GPS jammers 'could be road risk'

GPS jammers 'could be road risk'

A new report has claimed people who use "GPS jammers" in their vehicles are putting other road users in danger.

GPS jammers, which are plugged into car cigarette lighters, can stop tracking systems used to detect stolen cars, monitor vehicles use or stop drivers working overlong hours.

According to Professor Charles Curry of Chronos Technology, the devices could lead to tired lorry drivers staying on the roads too long.

Vehicles fitted with the devices could also pose a risk to aircraft that rely on GPS for navigation if they were to go to areas near airports.

And car insurance providers will be concerned to find out that it is not illegal to buy, sell, or possess a GPS jammer. Under the Wireless Telegraphy Act, it is only an offence to "knowingly use" the device to block GPS signals.

So far, police have seized one jammer used by a van driver after they developed a system to detect disruption to GPS systems.

Plans to introduce a "pay as you drive"car insurance scheme or toll systems could be affected by the increased use of the jammer though.

Speaking to the Guardian, Prof Curry said: "When people use these, it creates a bubble around their vehicle for about 500 metres that jams any GPS receiver or transmitter.

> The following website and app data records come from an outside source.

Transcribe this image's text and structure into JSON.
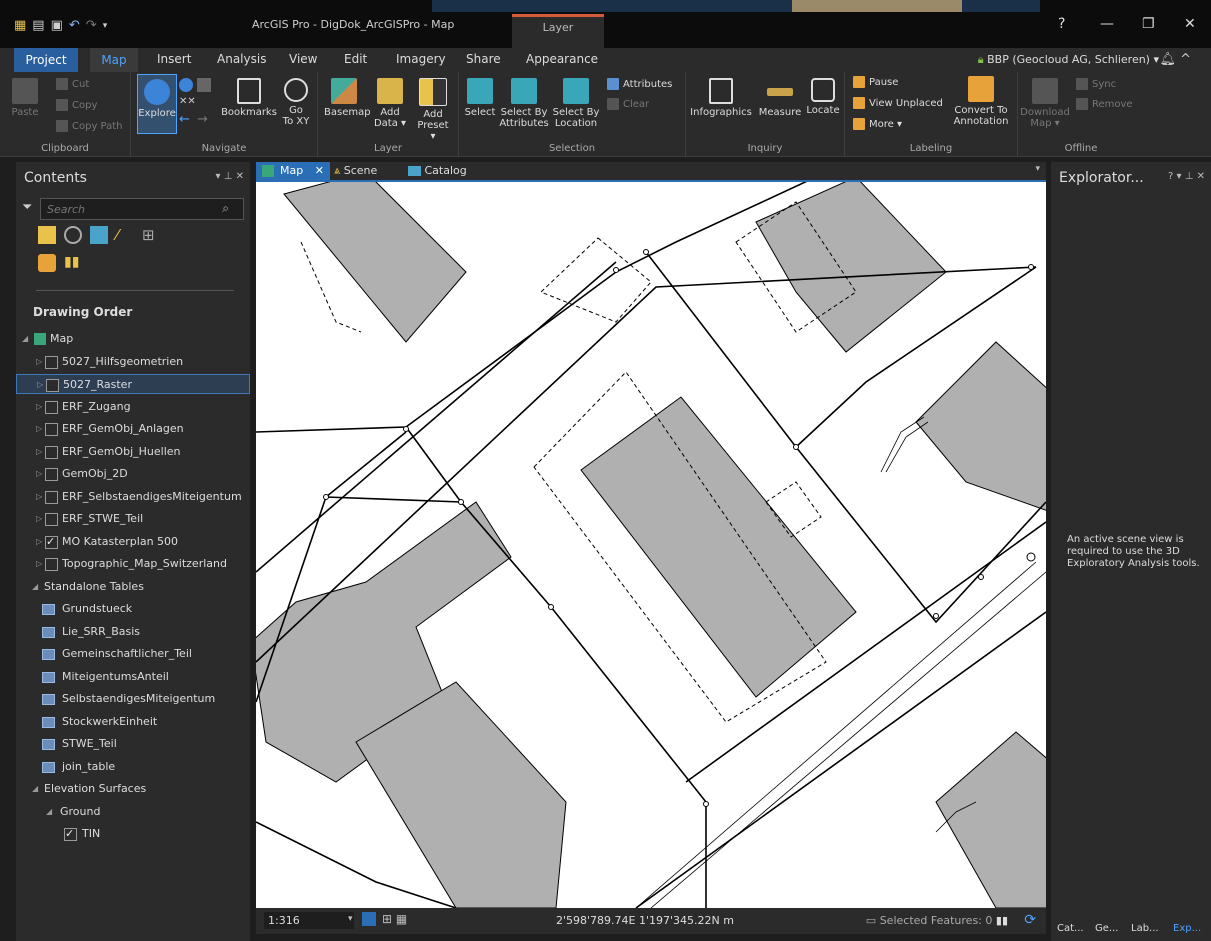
{
  "window": {
    "title": "ArcGIS Pro - DigDok_ArcGISPro - Map",
    "context_tab_group": "Layer",
    "help": "?",
    "minimize": "—",
    "restore": "❐",
    "close": "✕"
  },
  "ribbon_tabs": {
    "project": "Project",
    "map": "Map",
    "insert": "Insert",
    "analysis": "Analysis",
    "view": "View",
    "edit": "Edit",
    "imagery": "Imagery",
    "share": "Share",
    "appearance": "Appearance"
  },
  "user": "BBP (Geocloud AG, Schlieren) ▾",
  "ribbon": {
    "clipboard": {
      "label": "Clipboard",
      "paste": "Paste",
      "cut": "Cut",
      "copy": "Copy",
      "copy_path": "Copy Path"
    },
    "navigate": {
      "label": "Navigate",
      "explore": "Explore",
      "bookmarks": "Bookmarks",
      "go_to_xy_1": "Go",
      "go_to_xy_2": "To XY"
    },
    "layer": {
      "label": "Layer",
      "basemap": "Basemap",
      "add_data_1": "Add",
      "add_data_2": "Data ▾",
      "add_preset_1": "Add",
      "add_preset_2": "Preset ▾"
    },
    "selection": {
      "label": "Selection",
      "select": "Select",
      "select_by_attr_1": "Select By",
      "select_by_attr_2": "Attributes",
      "select_by_loc_1": "Select By",
      "select_by_loc_2": "Location",
      "attributes": "Attributes",
      "clear": "Clear"
    },
    "inquiry": {
      "label": "Inquiry",
      "infographics": "Infographics",
      "measure": "Measure",
      "locate": "Locate"
    },
    "labeling": {
      "label": "Labeling",
      "pause": "Pause",
      "view_unplaced": "View Unplaced",
      "more": "More ▾",
      "convert_1": "Convert To",
      "convert_2": "Annotation"
    },
    "offline": {
      "label": "Offline",
      "download_1": "Download",
      "download_2": "Map ▾",
      "sync": "Sync",
      "remove": "Remove"
    }
  },
  "contents": {
    "title": "Contents",
    "panel_controls": "▾ ⊥ ✕",
    "search_placeholder": "Search",
    "drawing_order": "Drawing Order",
    "map_label": "Map",
    "layers": [
      {
        "name": "5027_Hilfsgeometrien",
        "checked": false
      },
      {
        "name": "5027_Raster",
        "checked": false,
        "selected": true
      },
      {
        "name": "ERF_Zugang",
        "checked": false
      },
      {
        "name": "ERF_GemObj_Anlagen",
        "checked": false
      },
      {
        "name": "ERF_GemObj_Huellen",
        "checked": false
      },
      {
        "name": "GemObj_2D",
        "checked": false
      },
      {
        "name": "ERF_SelbstaendigesMiteigentum",
        "checked": false
      },
      {
        "name": "ERF_STWE_Teil",
        "checked": false
      },
      {
        "name": "MO Katasterplan 500",
        "checked": true
      },
      {
        "name": "Topographic_Map_Switzerland",
        "checked": false
      }
    ],
    "standalone_tables_label": "Standalone Tables",
    "tables": [
      "Grundstueck",
      "Lie_SRR_Basis",
      "Gemeinschaftlicher_Teil",
      "MiteigentumsAnteil",
      "SelbstaendigesMiteigentum",
      "StockwerkEinheit",
      "STWE_Teil",
      "join_table"
    ],
    "elevation_label": "Elevation Surfaces",
    "ground_label": "Ground",
    "tin_label": "TIN"
  },
  "map_tabs": {
    "map": "Map",
    "scene": "Scene",
    "catalog": "Catalog"
  },
  "status": {
    "scale": "1:316",
    "coordinates": "2'598'789.74E 1'197'345.22N m",
    "selected_features": "Selected Features: 0"
  },
  "explorator": {
    "title": "Explorator...",
    "controls": "? ▾ ⊥ ✕",
    "message": "An active scene view is required to use the 3D Exploratory Analysis tools.",
    "tabs": [
      "Cat...",
      "Ge...",
      "Lab...",
      "Exp..."
    ]
  },
  "colors": {
    "accent": "#2a6fb5",
    "building": "#b0b0b0",
    "selected_row": "#2d3d52"
  }
}
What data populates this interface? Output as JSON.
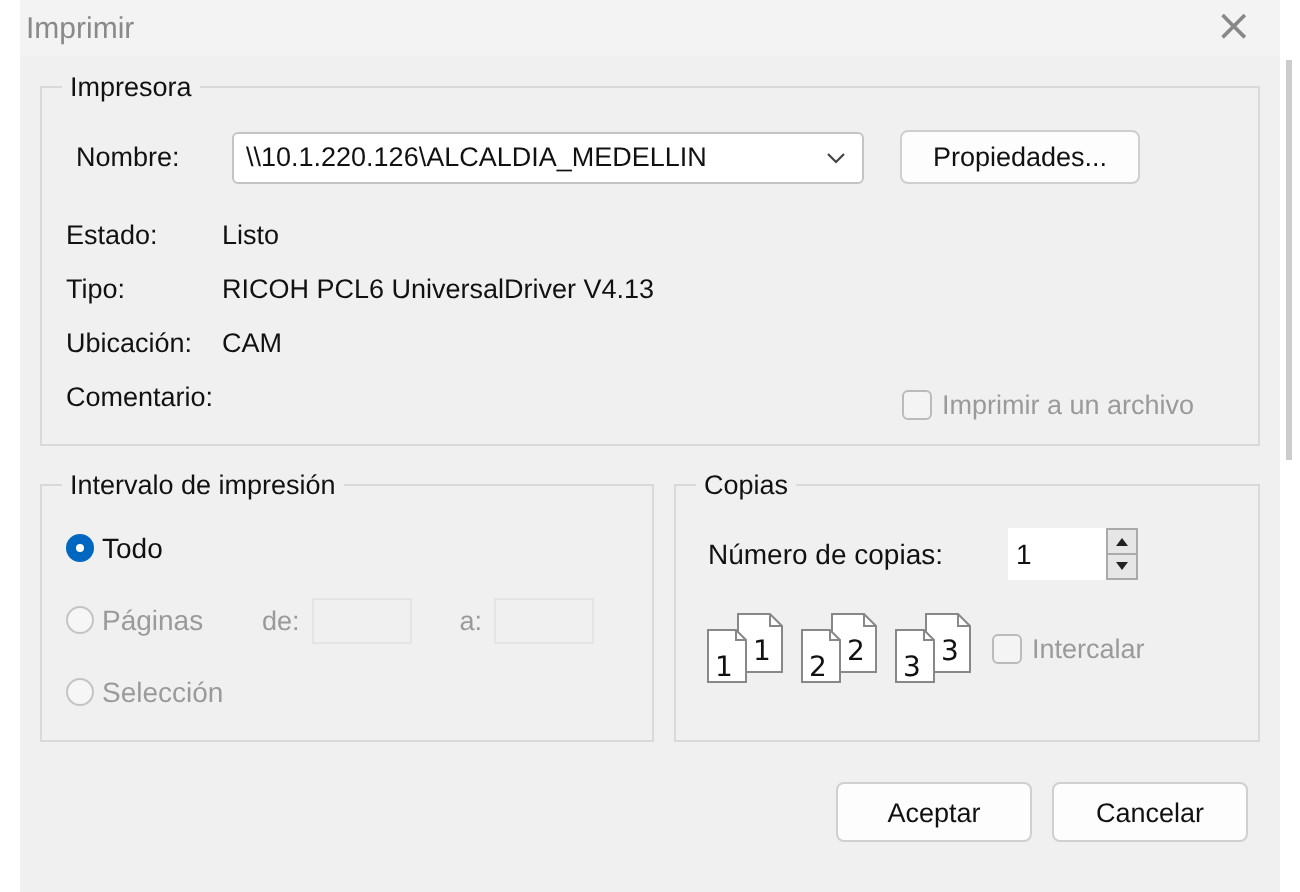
{
  "window": {
    "title": "Imprimir",
    "close": "×"
  },
  "printer": {
    "legend": "Impresora",
    "name_label": "Nombre:",
    "name_value": "\\\\10.1.220.126\\ALCALDIA_MEDELLIN",
    "properties_button": "Propiedades...",
    "info": [
      {
        "label": "Estado:",
        "value": "Listo"
      },
      {
        "label": "Tipo:",
        "value": "RICOH PCL6 UniversalDriver V4.13"
      },
      {
        "label": "Ubicación:",
        "value": "CAM"
      },
      {
        "label": "Comentario:"
      }
    ],
    "print_to_file": {
      "label": "Imprimir a un archivo",
      "checked": false,
      "disabled": true
    }
  },
  "range": {
    "legend": "Intervalo de impresión",
    "options": [
      {
        "label": "Todo",
        "selected": true,
        "disabled": false,
        "kind": "plain"
      },
      {
        "label": "Páginas",
        "selected": false,
        "disabled": true,
        "kind": "pages"
      },
      {
        "label": "Selección",
        "selected": false,
        "disabled": true,
        "kind": "plain"
      }
    ],
    "from_label": "de:",
    "to_label": "a:"
  },
  "copies": {
    "legend": "Copias",
    "count_label": "Número de copias:",
    "count_value": "1",
    "stacks": [
      {
        "back": "1",
        "front": "1"
      },
      {
        "back": "2",
        "front": "2"
      },
      {
        "back": "3",
        "front": "3"
      }
    ],
    "collate": {
      "label": "Intercalar",
      "checked": false,
      "disabled": true
    }
  },
  "buttons": [
    "Aceptar",
    "Cancelar"
  ]
}
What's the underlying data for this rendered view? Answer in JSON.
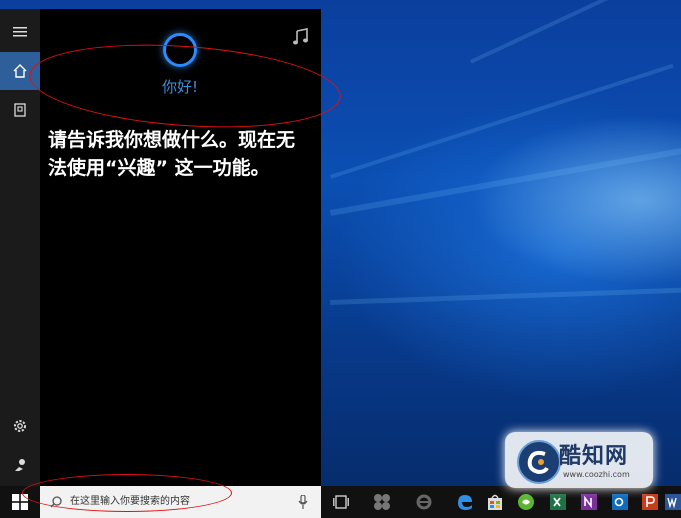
{
  "cortana": {
    "greeting": "你好!",
    "message": "请告诉我你想做什么。现在无法使用“兴趣” 这一功能。",
    "accent_color": "#2a8cff"
  },
  "rail": {
    "items": [
      {
        "icon": "hamburger-menu-icon"
      },
      {
        "icon": "home-icon",
        "active": true
      },
      {
        "icon": "notebook-icon"
      },
      {
        "icon": "gear-icon"
      },
      {
        "icon": "feedback-icon"
      }
    ]
  },
  "taskbar": {
    "search_placeholder": "在这里输入你要搜索的内容",
    "icons": [
      "windows-start-icon",
      "microphone-icon",
      "task-view-icon",
      "app-icon",
      "ie-icon",
      "edge-icon",
      "store-icon",
      "browser-icon",
      "excel-icon",
      "onenote-icon",
      "outlook-icon",
      "powerpoint-icon",
      "word-icon"
    ]
  },
  "watermark": {
    "brand": "酷知网",
    "url": "www.coozhi.com"
  }
}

"It means that for anyone trying to track the vehicle, it just vanishes off the map - it's as though it were in an underground car park."

Copyright Press Association 2013